Clinton, Carter, and Ford all issued “midnight” rules. Earlier this
year, President Bush promised to end this practice when White House
Chief of Staff Josh Bolten ordered agencies to complete the bulk of
their non-urgent rulemaking work by Nov. 1. Now President Bush has to
follow through.

And following through would have vital
impacts on Americans’ lives because Congress has passed dozens of
laws—many of them on economic and environmental topics—specifying broad
goals and directing bureaucrats to figure out ways to achieve them.
For example, how public companies keep their books, the manner in which
banks operate, the permissible uses of public land (and much private
land as well) are all determined via the federal regulatory process.

Current
pending regulations would to impose massive new banking system mandates
in the name of limiting Internet gambling, modify the rules for making
decisions about endangered species, create a massive new offshore
marine sanctuary, and change the standards that govern mountaintop
removal coal mining.

Some of these new regulations, perhaps
all of them, might represent good public policy and a few may
technically conform to the November 1 deadline. But all reflect things
that Bush has had as much as eight years to consider.

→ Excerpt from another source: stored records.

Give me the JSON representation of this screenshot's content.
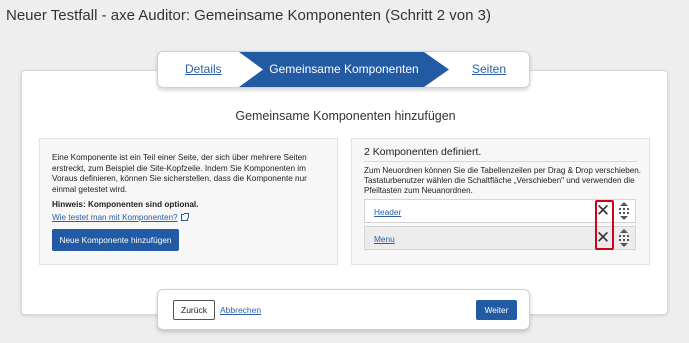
{
  "window": {
    "title": "Neuer Testfall - axe Auditor: Gemeinsame Komponenten (Schritt 2 von 3)"
  },
  "stepper": {
    "steps": [
      {
        "label": "Details",
        "state": "done"
      },
      {
        "label": "Gemeinsame Komponenten",
        "state": "active"
      },
      {
        "label": "Seiten",
        "state": "upcoming"
      }
    ]
  },
  "section": {
    "title": "Gemeinsame Komponenten hinzufügen"
  },
  "info": {
    "text": "Eine Komponente ist ein Teil einer Seite, der sich über mehrere Seiten erstreckt, zum Beispiel die Site-Kopfzeile. Indem Sie Komponenten im Voraus definieren, können Sie sicherstellen, dass die Komponente nur einmal getestet wird.",
    "hint": "Hinweis: Komponenten sind optional.",
    "link": "Wie testet man mit Komponenten?",
    "add_button": "Neue Komponente hinzufügen"
  },
  "components": {
    "count_text": "2 Komponenten definiert.",
    "description": "Zum Neuordnen können Sie die Tabellenzeilen per Drag & Drop verschieben. Tastaturbenutzer wählen die Schaltfläche „Verschieben\" und verwenden die Pfeiltasten zum Neuanordnen.",
    "items": [
      {
        "label": "Header"
      },
      {
        "label": "Menu"
      }
    ],
    "remove_glyph": "✕"
  },
  "footer": {
    "back": "Zurück",
    "cancel": "Abbrechen",
    "next": "Weiter"
  },
  "colors": {
    "primary": "#235aa4",
    "link": "#2a5ea8",
    "highlight": "#d0021b"
  },
  "icons": {
    "remove": "close-icon",
    "drag": "drag-handle-icon",
    "external": "external-link-icon"
  }
}
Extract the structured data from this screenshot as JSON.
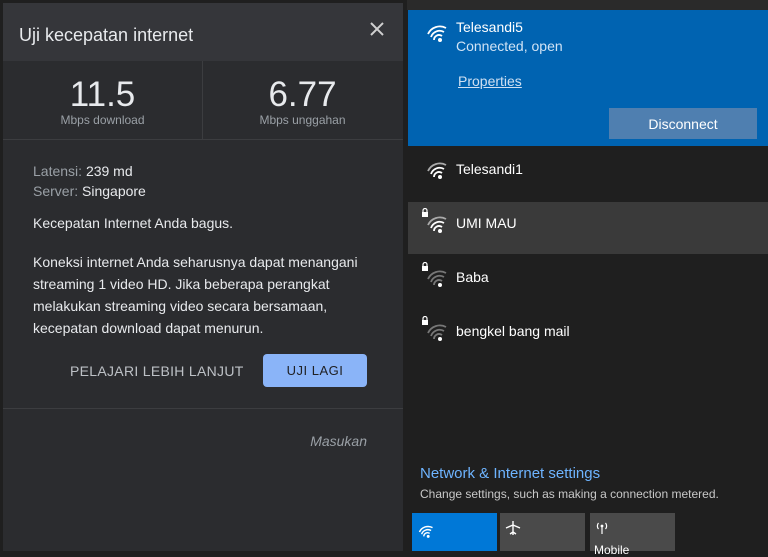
{
  "speedtest": {
    "title": "Uji kecepatan internet",
    "download": {
      "value": "11.5",
      "unit": "Mbps download"
    },
    "upload": {
      "value": "6.77",
      "unit": "Mbps unggahan"
    },
    "latency_label": "Latensi:",
    "latency_value": "239 md",
    "server_label": "Server:",
    "server_value": "Singapore",
    "verdict": "Kecepatan Internet Anda bagus.",
    "description_lines": [
      "Koneksi internet Anda seharusnya dapat menangani",
      "streaming 1 video HD. Jika beberapa perangkat",
      "melakukan streaming video secara bersamaan,",
      "kecepatan download dapat menurun."
    ],
    "learn_more": "PELAJARI LEBIH LANJUT",
    "retry": "UJI LAGI",
    "feedback": "Masukan"
  },
  "network": {
    "connected": {
      "ssid": "Telesandi5",
      "status": "Connected, open",
      "properties": "Properties",
      "disconnect": "Disconnect"
    },
    "networks": [
      {
        "ssid": "Telesandi1",
        "secured": false
      },
      {
        "ssid": "UMI MAU",
        "secured": true,
        "hover": true
      },
      {
        "ssid": "Baba",
        "secured": true
      },
      {
        "ssid": "bengkel bang mail",
        "secured": true
      }
    ],
    "settings_link": "Network & Internet settings",
    "settings_desc": "Change settings, such as making a connection metered.",
    "tiles": [
      {
        "icon": "wifi-icon",
        "label": ""
      },
      {
        "icon": "airplane-icon",
        "label": ""
      },
      {
        "icon": "mobile-hotspot-icon",
        "label": "Mobile"
      }
    ]
  }
}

Even
if they represent good public policy, imposing these regulations now
won’t change much. If he disagrees with them, the new regulations will
do little but to create headaches for President-elect Barack Obama.

With
enough work, a new administration can always undo the previous
administration’s regulations. Indeed, on his first day in office in
2001 Bush issued an executive order suspending hundreds of last minute
Clinton administration rules and then spent a good part of his first
year reviewing and revising them.

Clinton’s last-minute
rules—and those issued by some of his predecessors—simply offered an
easy “out” to presidents who want to take unpopular, controversial
actions. They also made bad regulations worse because an administration
on its way out always sheds talented people and operates with less
public scrutiny, as the nation focuses on the selection of a new
president.

Thus, President Bush took a bold, principled
stand when he ordered the administration to finish the bulk of its
regulatory work before the November election. That’s why an improbable
coalition of groups including the Competitive Enterprise Institute, the
National Wildlife Foundation, the Environmental Defense Fund, and
FreedomWorks have all signed a joint letter to oppose midnight
rulemaking.

Because almost three weeks elapse between the
time regulations are written and their formal announcement, Americans
won’t really know until the end of the month if the Bush administration
actually intends to keep its promise.

Some agencies—most
prominently the Environmental Protection Agency and the Treasury
Department—have already begun the process of making rules that would
violate of the Bush administration’s promise. The White House needs to
tell them to stop, remind them of the promises that Bush has made, and
set a new standard of regulatory behavior for future administrations.
-The Text of the Joint Letter and a collation website can be found at www.nomidnightregs.org.